He made up his mind to become a lawyer, and now he’s the lead attorney representing 30,000 Amazonian citizens in a class-action suit that is now entering its 15th year. It’s that battle that’s at the heart of Joe Berlinger’s stunning new documentary, “Crude.”

I’d already read the infuriating story of Chevron-Texaco’s contamination of millions of acres of Amazon rainforest, and one man’s battle to bring them to justice, in Vanity Fair’s May 2007 Green Edition. But Berlinger’s film brings this story to life in a way that written words cannot. CNN’s Christiane Amanpour calls the movie “an extraordinary merging of journalism and art.” I couldn’t have said it better myself.

The movie opened last night in Houston, the home base of Texaco, now Chevron, and I joined a the Emerging Green Builders group in watching the Houston premeire.
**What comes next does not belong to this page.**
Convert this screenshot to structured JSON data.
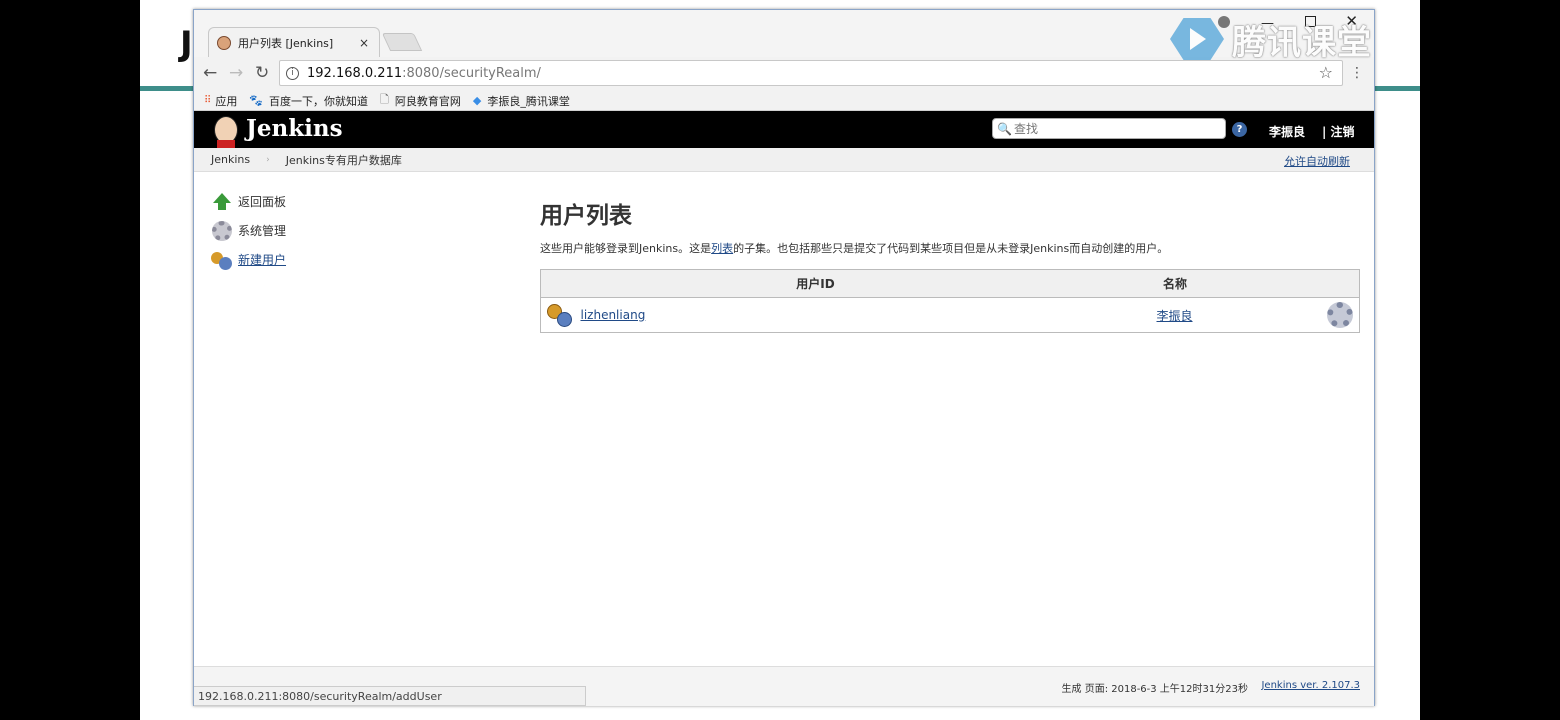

Scenes of the movie were filmed at the Chevron building just 10 blocks from where we sat, as Fajardo and an indigenous family braced themselves to go inside and present their case.

“You have been in our territory for 28 years; now I ask just three minutes of your time,” the tribesman said to his adversaries.

Now I ask three minutes of your time to watch the trailer…. and then I think you’ll agree that this movie belongs on your must-see list.